Items from a dataset

────────────────────

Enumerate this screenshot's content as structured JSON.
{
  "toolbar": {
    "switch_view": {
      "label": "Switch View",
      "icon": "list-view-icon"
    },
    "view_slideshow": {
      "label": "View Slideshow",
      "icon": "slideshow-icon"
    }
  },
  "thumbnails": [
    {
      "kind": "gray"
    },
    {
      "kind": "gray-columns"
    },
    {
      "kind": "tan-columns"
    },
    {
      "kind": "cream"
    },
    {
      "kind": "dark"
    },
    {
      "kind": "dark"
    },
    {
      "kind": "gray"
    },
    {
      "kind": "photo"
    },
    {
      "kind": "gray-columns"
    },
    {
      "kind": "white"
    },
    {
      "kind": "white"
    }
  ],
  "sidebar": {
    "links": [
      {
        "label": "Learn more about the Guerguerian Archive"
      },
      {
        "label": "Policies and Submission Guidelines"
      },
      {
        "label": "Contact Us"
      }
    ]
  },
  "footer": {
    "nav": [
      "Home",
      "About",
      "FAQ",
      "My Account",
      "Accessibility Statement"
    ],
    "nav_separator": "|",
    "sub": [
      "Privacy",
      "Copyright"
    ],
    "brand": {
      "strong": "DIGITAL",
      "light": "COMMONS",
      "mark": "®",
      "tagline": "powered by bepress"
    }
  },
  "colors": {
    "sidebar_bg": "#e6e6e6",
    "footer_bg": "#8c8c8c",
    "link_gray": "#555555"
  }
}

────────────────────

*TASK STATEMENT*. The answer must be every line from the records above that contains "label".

*SOLUTION TO THIS EXERCISE*.
      "label": "Switch View",
      "label": "View Slideshow",
        "label": "Learn more about the Guerguerian Archive"
        "label": "Policies and Submission Guidelines"
        "label": "Contact Us"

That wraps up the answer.